Fritz Crackers

Beyond the works of comic art, the MMoCA show also presents Frank’s assemblages, paintings and sketches.

 Cartoons from True West magazine

The exhibit runs until April 10th.

Wednesday, February 24, 2016

Notes from the Underground: Vintage photos of Jaxon and Wes Wilson

This month’s exhibit in the Maurice Del Mue galleries at the San Geronimo Valley Community Center is the Floyd Family Traveling Picture Show.  It’s a collection of photos, primarily of the San Geronimo Valley in Marin county, dating back to the late 1960’s taken by prolific photographer Harlan Floyd (1928 – 1991).

Back in the late ’60’s the Valley, became the new home to many refugees from the post-‘Summer of Love’ Haight –Ashbury scene.   Folks associated with the Digger’s, the Family Dog, the Grateful Dead, artists and activists, all made their way to the San Geronimo Valley.

The exhibit is filled with photos dating back 40+years of happy-go-lucky, long-haired folks, gypsy caravans, even a shot of Jerry Garcia playing softball…

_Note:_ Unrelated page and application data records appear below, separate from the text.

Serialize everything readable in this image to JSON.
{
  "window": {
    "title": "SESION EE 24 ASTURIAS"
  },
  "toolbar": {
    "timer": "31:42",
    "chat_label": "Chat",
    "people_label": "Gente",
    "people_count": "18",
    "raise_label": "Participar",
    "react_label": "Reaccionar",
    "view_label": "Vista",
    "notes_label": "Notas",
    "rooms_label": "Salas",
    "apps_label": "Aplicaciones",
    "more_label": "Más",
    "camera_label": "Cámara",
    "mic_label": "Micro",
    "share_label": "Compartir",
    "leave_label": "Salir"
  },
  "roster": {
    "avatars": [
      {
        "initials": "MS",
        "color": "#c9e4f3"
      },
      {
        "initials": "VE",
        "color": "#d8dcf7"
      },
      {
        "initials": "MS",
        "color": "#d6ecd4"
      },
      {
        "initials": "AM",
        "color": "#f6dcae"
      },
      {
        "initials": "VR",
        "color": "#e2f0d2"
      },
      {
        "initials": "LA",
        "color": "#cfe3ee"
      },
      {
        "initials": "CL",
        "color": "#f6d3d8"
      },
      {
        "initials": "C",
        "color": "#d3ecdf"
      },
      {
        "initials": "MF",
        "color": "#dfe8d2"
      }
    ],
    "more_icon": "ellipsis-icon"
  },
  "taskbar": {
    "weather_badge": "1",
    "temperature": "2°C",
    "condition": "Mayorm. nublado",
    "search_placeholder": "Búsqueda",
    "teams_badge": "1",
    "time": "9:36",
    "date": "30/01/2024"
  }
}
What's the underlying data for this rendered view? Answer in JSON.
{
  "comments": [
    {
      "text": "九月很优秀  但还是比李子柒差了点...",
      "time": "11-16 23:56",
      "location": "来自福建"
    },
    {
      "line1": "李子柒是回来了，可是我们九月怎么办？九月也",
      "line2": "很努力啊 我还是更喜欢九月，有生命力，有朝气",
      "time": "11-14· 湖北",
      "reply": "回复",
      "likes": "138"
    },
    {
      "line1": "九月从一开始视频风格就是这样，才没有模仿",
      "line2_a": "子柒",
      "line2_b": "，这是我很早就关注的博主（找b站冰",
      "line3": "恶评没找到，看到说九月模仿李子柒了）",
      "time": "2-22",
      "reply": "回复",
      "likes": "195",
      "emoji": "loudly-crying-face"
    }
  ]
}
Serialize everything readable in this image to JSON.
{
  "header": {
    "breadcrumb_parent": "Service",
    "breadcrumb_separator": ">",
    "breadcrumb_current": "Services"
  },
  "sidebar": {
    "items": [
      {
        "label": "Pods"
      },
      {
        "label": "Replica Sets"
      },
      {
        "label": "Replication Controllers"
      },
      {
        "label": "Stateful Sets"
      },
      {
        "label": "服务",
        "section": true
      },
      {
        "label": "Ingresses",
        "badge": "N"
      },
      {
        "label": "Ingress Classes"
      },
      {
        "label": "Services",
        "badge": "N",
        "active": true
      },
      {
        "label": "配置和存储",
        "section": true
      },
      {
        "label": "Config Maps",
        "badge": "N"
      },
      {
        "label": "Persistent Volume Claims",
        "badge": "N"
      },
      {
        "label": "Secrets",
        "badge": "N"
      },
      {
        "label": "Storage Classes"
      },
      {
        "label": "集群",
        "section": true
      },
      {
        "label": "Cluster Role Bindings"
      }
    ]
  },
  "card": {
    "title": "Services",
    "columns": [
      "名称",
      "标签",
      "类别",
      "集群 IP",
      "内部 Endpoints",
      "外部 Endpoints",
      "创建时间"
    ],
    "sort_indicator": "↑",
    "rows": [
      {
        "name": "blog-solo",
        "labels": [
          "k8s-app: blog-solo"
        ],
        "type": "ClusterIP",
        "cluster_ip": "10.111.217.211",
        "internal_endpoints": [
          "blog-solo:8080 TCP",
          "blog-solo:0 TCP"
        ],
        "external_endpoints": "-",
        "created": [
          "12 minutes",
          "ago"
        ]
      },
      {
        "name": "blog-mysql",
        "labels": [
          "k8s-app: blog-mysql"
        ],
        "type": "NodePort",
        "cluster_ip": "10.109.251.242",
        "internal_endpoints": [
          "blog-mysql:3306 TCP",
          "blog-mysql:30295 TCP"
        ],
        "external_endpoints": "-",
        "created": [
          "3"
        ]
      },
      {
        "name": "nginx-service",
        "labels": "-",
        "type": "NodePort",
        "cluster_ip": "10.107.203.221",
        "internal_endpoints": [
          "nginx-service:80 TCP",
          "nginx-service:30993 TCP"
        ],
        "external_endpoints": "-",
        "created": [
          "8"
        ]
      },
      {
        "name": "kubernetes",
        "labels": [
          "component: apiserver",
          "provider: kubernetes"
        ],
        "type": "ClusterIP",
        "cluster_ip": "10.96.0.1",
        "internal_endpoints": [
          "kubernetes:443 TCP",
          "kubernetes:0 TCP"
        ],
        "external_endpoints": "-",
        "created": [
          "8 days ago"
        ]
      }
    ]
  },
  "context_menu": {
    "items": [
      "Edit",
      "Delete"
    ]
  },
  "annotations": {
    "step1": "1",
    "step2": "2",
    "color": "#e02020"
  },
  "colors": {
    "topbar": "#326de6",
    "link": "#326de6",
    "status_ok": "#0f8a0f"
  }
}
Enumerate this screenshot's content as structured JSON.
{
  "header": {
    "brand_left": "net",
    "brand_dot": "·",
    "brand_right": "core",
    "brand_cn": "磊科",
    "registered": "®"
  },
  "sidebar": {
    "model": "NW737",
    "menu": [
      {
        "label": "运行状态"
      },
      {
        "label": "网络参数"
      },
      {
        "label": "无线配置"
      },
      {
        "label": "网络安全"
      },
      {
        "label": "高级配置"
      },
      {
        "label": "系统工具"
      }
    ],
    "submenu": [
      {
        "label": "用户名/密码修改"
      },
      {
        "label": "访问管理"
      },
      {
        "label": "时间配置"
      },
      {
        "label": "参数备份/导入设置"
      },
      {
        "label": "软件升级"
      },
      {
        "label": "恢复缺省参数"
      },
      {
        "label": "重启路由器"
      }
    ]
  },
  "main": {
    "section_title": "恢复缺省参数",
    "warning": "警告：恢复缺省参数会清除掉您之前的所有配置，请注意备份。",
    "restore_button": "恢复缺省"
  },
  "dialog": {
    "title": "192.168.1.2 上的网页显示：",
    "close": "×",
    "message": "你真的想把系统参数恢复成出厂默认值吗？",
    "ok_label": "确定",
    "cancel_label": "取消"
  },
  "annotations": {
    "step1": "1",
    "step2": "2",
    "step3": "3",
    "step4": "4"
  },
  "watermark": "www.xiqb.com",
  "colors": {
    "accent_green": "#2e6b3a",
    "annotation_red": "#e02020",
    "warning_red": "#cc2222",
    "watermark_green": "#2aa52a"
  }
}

Fortunately Harlan captured it all.

Harlan’s son Hank Floyd (who’s work is also part of the exhibit) recently gave me copies of a few historic photos—notably of artists Jaxon and Wes Wilson-- which he knew would be of interest to me.

Cartoonist Jaxon circa early 1970's

Above is Jack Jackson aka Jaxon one of the true founding fathers of Underground Comix.  He drew the proto-underground God Nose in Austin, Texas in 1964 and then worked for the Chet Helm’s Family Dog  in San Francsico before co founding Rip Off Press.

He is probably best remembered for his seminal historical comics and graphic novels such as White Comanche, Blood on the Moon, Red Raider (Comanche Moon), Los Tejanos, Secret of San Saba and El Alamo among others. He died in 2006.

                                         Beatrice  Bonini and Jaxon in the San Geronimo Valley 

Apparently, Jaxon spent enough time in the Valley to be captured by the lens of Harlan Floyd.

                                             Wes Wilson, Eva and family living in Lagunitas circa 1970.

Wes Wilson is usually acknowledged as the father -- of the 1960’s San Francisco so-called psychedelic poser.  He innovated the melting-morphing ‘psychedelic’ font back in the mid-60’s.
Wilson is still an active artist living, I believe, on a farm in Missouri.

                                                                         Wilson in his Lagunitas studio.

Much thanks to Hank Floyd for the use of the photos.

Photos courtesy and Copyright the Harlan Floyd Family